Exercise data:

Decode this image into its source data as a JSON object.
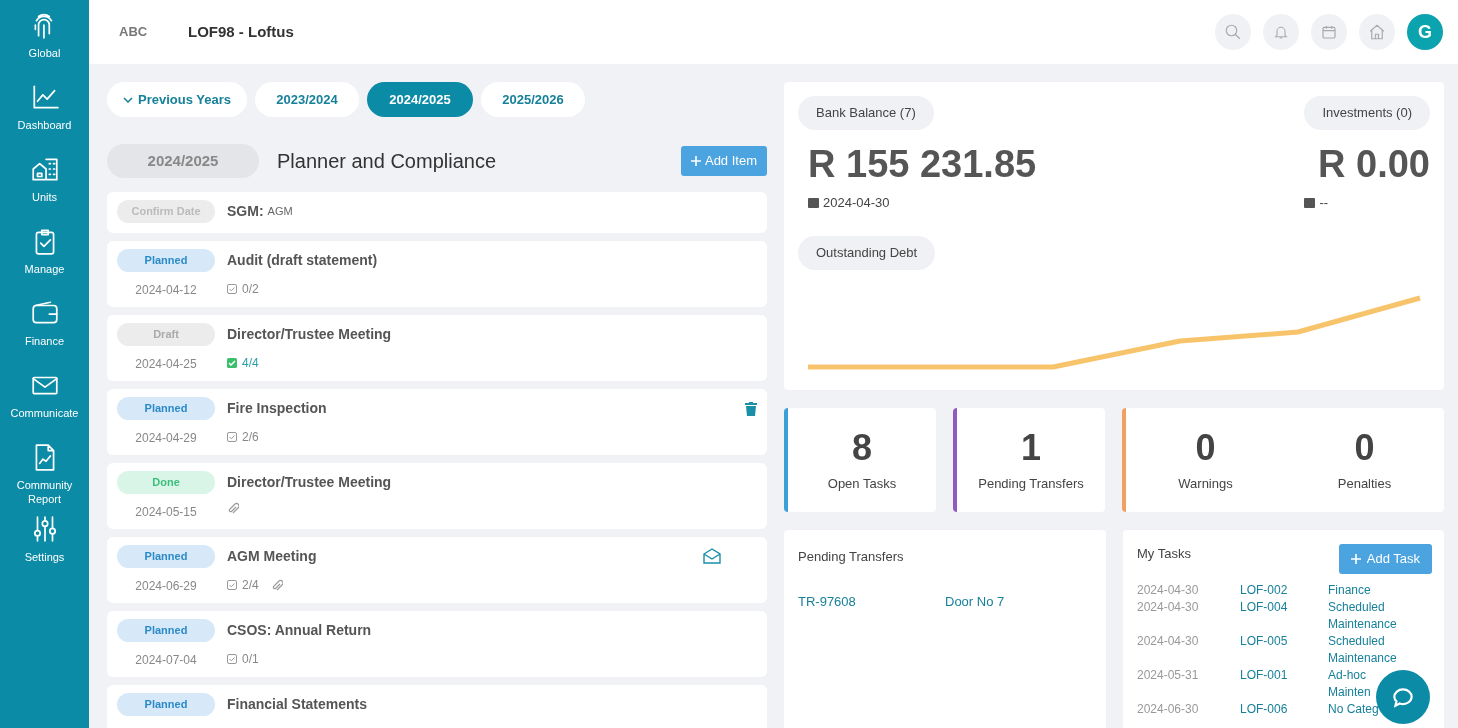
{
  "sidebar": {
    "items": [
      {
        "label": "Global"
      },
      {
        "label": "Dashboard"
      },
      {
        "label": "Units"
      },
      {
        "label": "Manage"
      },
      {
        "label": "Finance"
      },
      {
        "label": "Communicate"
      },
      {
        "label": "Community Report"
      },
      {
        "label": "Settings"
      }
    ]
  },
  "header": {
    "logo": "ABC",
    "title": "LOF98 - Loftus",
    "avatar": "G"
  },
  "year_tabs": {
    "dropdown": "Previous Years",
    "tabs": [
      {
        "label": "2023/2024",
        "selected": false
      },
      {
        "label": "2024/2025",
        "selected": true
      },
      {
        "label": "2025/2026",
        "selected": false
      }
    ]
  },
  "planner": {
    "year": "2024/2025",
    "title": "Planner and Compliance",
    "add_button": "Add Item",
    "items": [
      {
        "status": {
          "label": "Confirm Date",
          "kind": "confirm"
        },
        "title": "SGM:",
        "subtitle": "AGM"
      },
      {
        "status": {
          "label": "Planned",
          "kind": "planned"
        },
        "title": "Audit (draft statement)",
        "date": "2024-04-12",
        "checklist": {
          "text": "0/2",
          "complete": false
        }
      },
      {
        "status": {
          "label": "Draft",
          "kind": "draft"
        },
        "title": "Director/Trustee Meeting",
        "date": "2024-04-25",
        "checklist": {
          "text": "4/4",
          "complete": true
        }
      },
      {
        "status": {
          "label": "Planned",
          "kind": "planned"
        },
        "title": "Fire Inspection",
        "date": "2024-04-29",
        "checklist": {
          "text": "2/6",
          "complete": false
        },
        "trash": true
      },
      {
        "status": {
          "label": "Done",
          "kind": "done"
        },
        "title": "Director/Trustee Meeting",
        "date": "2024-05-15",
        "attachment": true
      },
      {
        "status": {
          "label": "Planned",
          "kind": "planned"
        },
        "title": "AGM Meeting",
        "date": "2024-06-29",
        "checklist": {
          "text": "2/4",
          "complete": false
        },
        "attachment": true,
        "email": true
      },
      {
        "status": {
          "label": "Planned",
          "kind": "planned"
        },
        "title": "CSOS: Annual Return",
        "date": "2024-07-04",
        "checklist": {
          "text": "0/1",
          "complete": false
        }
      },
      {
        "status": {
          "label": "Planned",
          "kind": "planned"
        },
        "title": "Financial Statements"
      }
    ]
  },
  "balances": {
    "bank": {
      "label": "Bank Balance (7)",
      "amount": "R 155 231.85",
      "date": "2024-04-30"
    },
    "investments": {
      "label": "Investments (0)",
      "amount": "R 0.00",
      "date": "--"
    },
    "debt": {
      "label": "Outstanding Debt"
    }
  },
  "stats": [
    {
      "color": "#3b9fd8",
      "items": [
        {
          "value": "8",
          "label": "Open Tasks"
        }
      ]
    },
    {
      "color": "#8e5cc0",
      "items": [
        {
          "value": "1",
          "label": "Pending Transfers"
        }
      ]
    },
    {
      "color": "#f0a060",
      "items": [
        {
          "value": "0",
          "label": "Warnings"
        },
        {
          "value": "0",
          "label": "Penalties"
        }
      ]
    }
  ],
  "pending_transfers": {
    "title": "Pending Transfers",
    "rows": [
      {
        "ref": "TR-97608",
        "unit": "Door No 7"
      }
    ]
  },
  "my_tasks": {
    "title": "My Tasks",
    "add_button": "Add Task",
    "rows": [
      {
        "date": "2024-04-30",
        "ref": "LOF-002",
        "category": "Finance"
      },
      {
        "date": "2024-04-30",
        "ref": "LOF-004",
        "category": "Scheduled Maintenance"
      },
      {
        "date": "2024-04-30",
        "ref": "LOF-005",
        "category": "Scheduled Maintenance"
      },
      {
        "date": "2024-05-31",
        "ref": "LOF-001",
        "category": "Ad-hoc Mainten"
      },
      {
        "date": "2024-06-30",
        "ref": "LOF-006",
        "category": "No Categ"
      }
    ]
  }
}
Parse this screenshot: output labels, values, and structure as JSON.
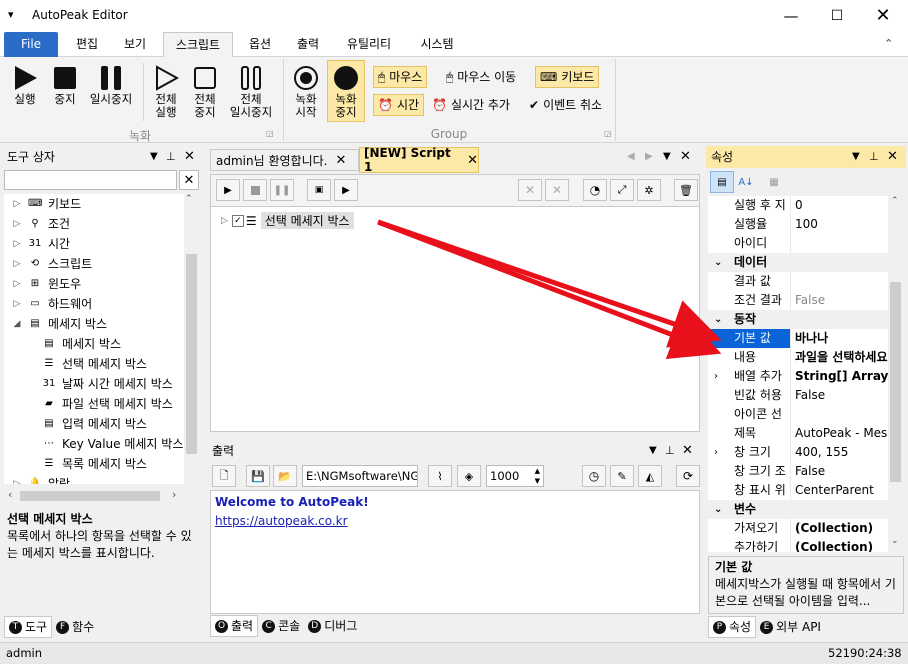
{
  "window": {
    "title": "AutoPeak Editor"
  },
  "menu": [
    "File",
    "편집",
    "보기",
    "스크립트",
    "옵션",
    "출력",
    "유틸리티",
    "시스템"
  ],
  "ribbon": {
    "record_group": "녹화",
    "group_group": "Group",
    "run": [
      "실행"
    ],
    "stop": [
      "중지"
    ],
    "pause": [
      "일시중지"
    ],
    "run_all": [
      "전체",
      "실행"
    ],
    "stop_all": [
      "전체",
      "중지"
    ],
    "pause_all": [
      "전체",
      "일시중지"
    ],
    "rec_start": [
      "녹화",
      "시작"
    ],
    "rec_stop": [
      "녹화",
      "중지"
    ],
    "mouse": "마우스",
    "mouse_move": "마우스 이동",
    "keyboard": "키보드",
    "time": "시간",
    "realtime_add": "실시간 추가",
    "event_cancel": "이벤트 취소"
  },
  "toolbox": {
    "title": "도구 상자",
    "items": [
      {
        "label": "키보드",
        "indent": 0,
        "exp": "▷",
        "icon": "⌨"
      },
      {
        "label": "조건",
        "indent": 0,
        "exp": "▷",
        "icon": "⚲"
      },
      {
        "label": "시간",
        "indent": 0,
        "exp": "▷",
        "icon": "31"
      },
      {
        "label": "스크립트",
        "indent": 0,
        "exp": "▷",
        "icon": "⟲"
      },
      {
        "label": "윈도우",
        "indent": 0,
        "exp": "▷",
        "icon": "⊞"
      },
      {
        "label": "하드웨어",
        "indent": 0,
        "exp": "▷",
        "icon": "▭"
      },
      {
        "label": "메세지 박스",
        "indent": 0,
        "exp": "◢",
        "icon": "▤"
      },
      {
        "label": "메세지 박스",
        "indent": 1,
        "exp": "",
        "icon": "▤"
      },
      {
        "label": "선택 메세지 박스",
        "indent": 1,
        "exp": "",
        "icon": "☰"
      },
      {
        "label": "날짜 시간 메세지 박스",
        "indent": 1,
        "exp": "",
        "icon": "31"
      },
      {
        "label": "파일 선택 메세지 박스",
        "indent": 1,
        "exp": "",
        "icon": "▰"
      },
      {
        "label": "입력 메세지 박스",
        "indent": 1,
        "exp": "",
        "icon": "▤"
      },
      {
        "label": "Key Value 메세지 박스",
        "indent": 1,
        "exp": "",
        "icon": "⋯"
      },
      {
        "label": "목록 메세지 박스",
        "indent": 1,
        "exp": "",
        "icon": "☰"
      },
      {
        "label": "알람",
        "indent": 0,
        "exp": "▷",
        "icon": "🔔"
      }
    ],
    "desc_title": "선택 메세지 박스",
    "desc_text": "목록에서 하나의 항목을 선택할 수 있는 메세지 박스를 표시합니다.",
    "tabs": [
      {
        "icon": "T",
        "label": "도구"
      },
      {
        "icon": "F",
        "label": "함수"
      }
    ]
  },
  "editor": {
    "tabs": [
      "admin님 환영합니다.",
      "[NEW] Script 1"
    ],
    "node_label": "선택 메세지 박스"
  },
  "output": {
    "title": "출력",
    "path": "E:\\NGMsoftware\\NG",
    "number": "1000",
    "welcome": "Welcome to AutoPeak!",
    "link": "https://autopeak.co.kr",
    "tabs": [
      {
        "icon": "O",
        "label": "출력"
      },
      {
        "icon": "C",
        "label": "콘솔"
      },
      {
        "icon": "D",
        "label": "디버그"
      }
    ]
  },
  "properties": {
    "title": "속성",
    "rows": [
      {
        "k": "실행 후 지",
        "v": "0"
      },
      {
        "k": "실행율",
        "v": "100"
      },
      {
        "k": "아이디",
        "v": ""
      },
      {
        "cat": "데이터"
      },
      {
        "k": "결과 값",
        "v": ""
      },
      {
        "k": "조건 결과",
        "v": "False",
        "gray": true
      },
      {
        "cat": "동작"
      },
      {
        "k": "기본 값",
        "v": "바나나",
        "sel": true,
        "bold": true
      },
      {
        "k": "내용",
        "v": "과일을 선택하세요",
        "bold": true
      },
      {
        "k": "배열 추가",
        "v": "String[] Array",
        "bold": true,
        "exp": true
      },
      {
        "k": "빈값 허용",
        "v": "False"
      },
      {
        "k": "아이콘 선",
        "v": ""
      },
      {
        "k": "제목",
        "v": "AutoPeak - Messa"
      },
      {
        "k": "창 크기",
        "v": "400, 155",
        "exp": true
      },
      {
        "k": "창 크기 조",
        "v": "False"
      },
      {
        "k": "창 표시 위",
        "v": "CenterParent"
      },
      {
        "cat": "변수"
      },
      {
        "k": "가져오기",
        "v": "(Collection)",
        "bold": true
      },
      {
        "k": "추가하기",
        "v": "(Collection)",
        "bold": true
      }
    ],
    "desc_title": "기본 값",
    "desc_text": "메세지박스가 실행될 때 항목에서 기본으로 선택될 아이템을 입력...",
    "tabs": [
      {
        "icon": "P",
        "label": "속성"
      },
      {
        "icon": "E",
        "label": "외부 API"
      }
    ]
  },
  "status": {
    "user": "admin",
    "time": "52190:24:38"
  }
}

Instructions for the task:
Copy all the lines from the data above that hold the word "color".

Exercise output:
      "color": "#3b9fd8",
      "color": "#8e5cc0",
      "color": "#f0a060",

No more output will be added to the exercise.